That fact, though bizarre and unusual as it may be, is not lost on the Nationals.
"You just gotta stay within striking distance and get where we need to be with two or three weeks left in the season and then go from there," Ryan Zimmerman said. "We’re 1 ½ games out. It doesn’t matter if we turn it around or not. We could finish one game over .500, as long as we win the division it doesn’t matter.
"You can’t look at baseball on a day-to-day basis. That’s why it’s so hard for you guys. You guys have to write things that really don’t matter because you can’t talk about stuff every day in baseball. I’m glad I don’t have your job. It’s more of a large sample size sport. Look at the Mets earlier in the year, they won  in a row and then everyone said that they’re this great team and then they lost eight in a row and now they’re winning seven in a row."
"I'm pretty optimistic," Jayson Werth said. "We need to win more games [and] play up to our capabilities....I think we're in good shape. We'll be good. We just need to get rolling.
"We got a great team, we got a great group of guys. I love coming to the park and playing with these guys. I can't say enough about them. We just got to pick each other up and just keep going. We got a long way to go. Again, I feel good. I feel good where we're at. I love my team. I feel like it's just a matter of time before we start clicking and we start gelling and we start rolling."
Optimism is one thing, but the Nationals will have to play a different brand of baseball to take care of business out west. The Nats are now 9-14 in the second half of the season and 10 of their last 13 have come against losing teams.

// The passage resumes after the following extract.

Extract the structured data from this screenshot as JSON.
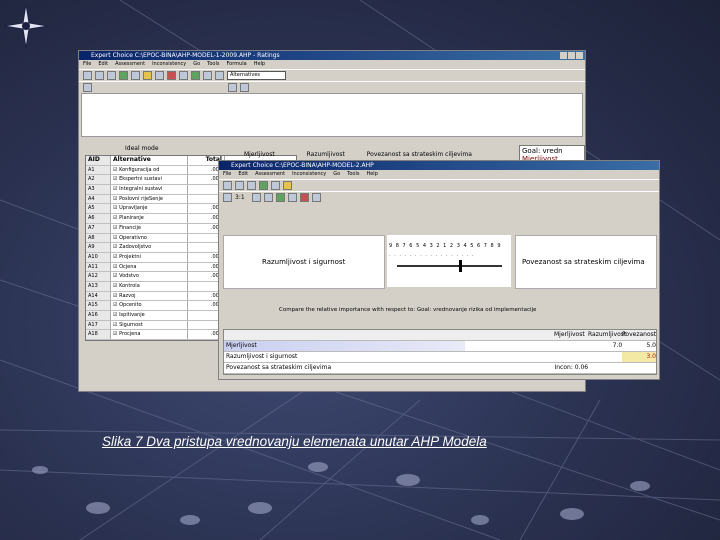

If they continue to make mistakes, give up late leads and fail to take advantage of prime opportunities, the Dodgers and Giants will make them pay. Max Scherzer - who gave up three homers on Sunday but did not take the loss - perhaps summed up best what the Nationals will need to do to get back on track:
"Look, it is what it is. You have to win all these games. You have to find a way to dig deep and win these series. I know we're playing some great teams. We're going to face the Dodgers, Giants and [the Rockies] again. It's going to be an absolute grind. That's what August is about. You have to grind through the schedule and keep going at it. With 162, when you get in August, you have to find a way just to dig deep and grind out these games. It's one pitch, one inning at a time. Sometimes you just gotta remind yourself that's what it takes to win at this time of the year."
As Scherzer explained, the Nationals know what they need to do to win, but one has to wonder how long they can go at this pace before the time to panic actually arrives.